(Excerpts from a dataset)
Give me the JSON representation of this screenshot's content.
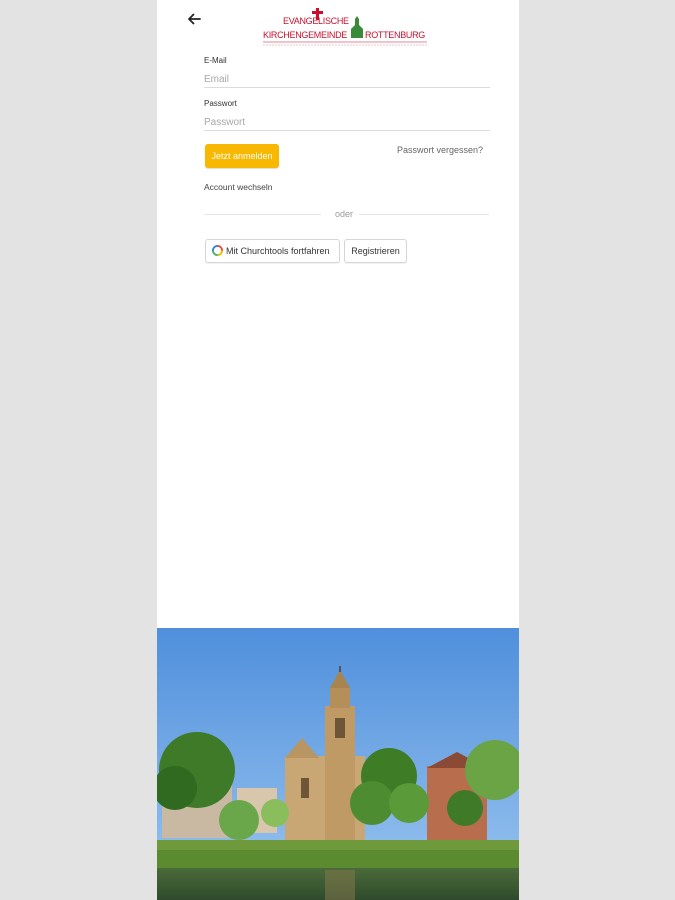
{
  "header": {
    "back_icon": "arrow-left-icon",
    "logo": {
      "line1": "EVANGELISCHE",
      "line2": "KIRCHENGEMEINDE",
      "line3": "ROTTENBURG",
      "brand_color": "#c8102e",
      "accent_color": "#3a8a3a"
    }
  },
  "form": {
    "email_label": "E-Mail",
    "email_placeholder": "Email",
    "password_label": "Passwort",
    "password_placeholder": "Passwort",
    "login_button": "Jetzt anmelden",
    "forgot_link": "Passwort vergessen?",
    "switch_account": "Account wechseln",
    "divider_text": "oder",
    "churchtools_button": "Mit Churchtools fortfahren",
    "register_button": "Registrieren"
  },
  "colors": {
    "primary": "#f8b800",
    "panel_background": "#ffffff",
    "page_background": "#e3e3e3"
  }
}
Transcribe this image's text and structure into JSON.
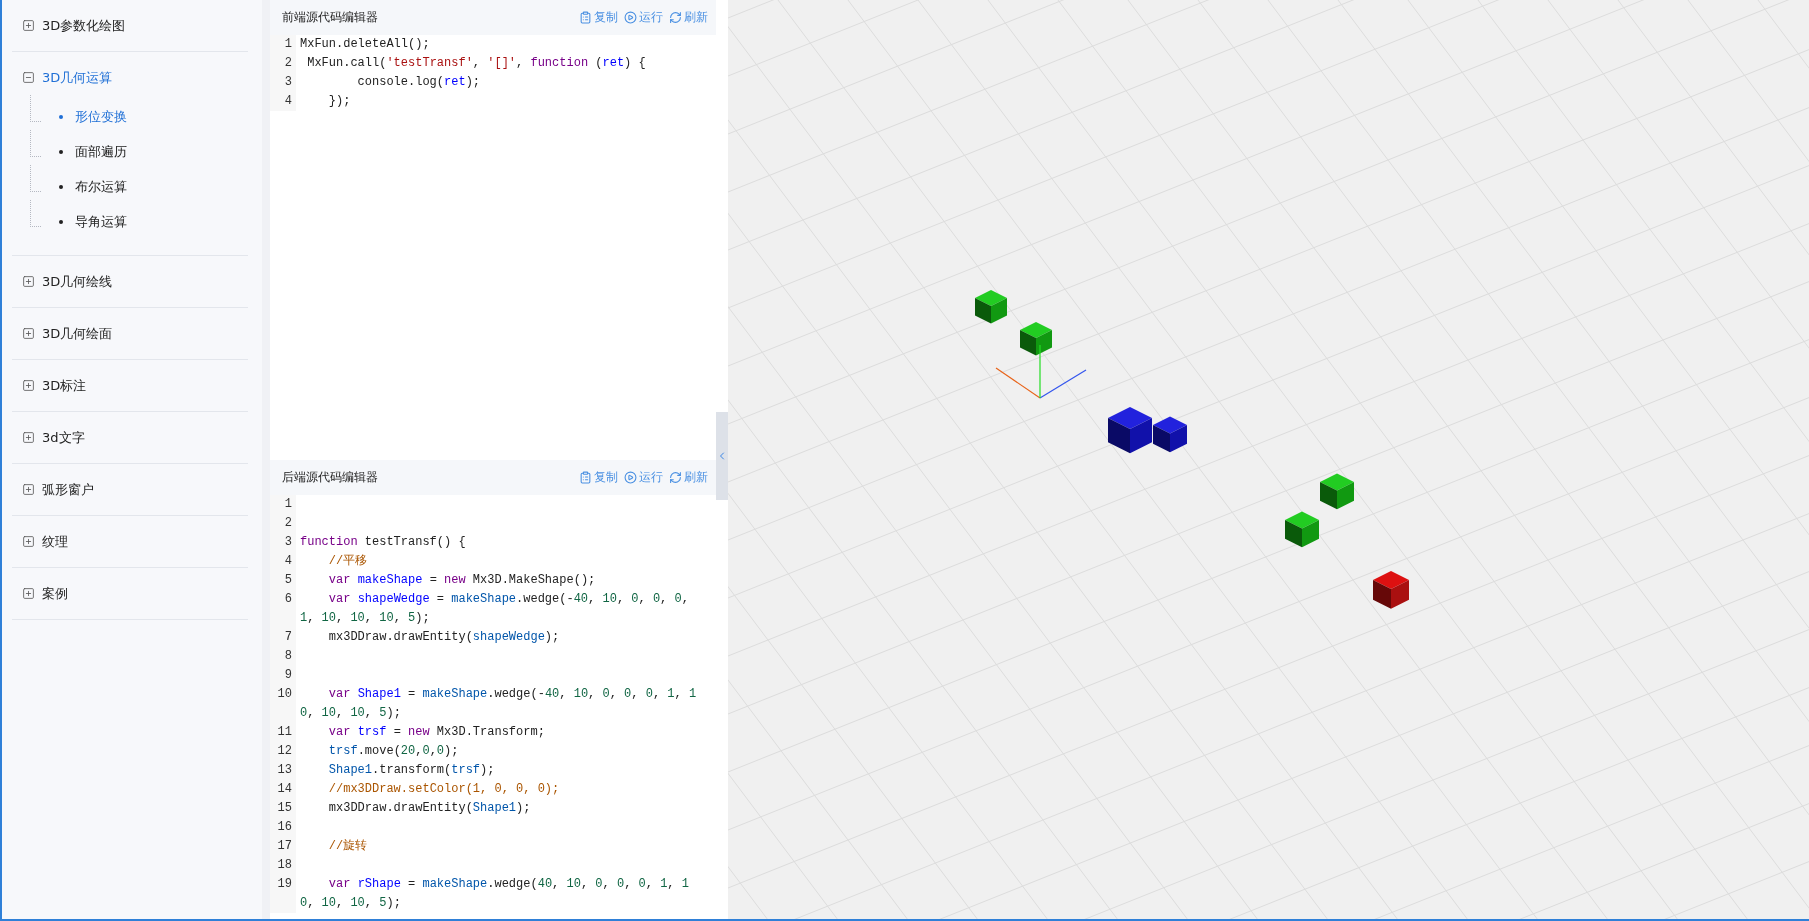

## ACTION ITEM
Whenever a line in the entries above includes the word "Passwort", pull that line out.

## SOLUTION FOR THIS PROBLEM
    "password_label": "Passwort",
    "password_placeholder": "Passwort",
    "forgot_link": "Passwort vergessen?",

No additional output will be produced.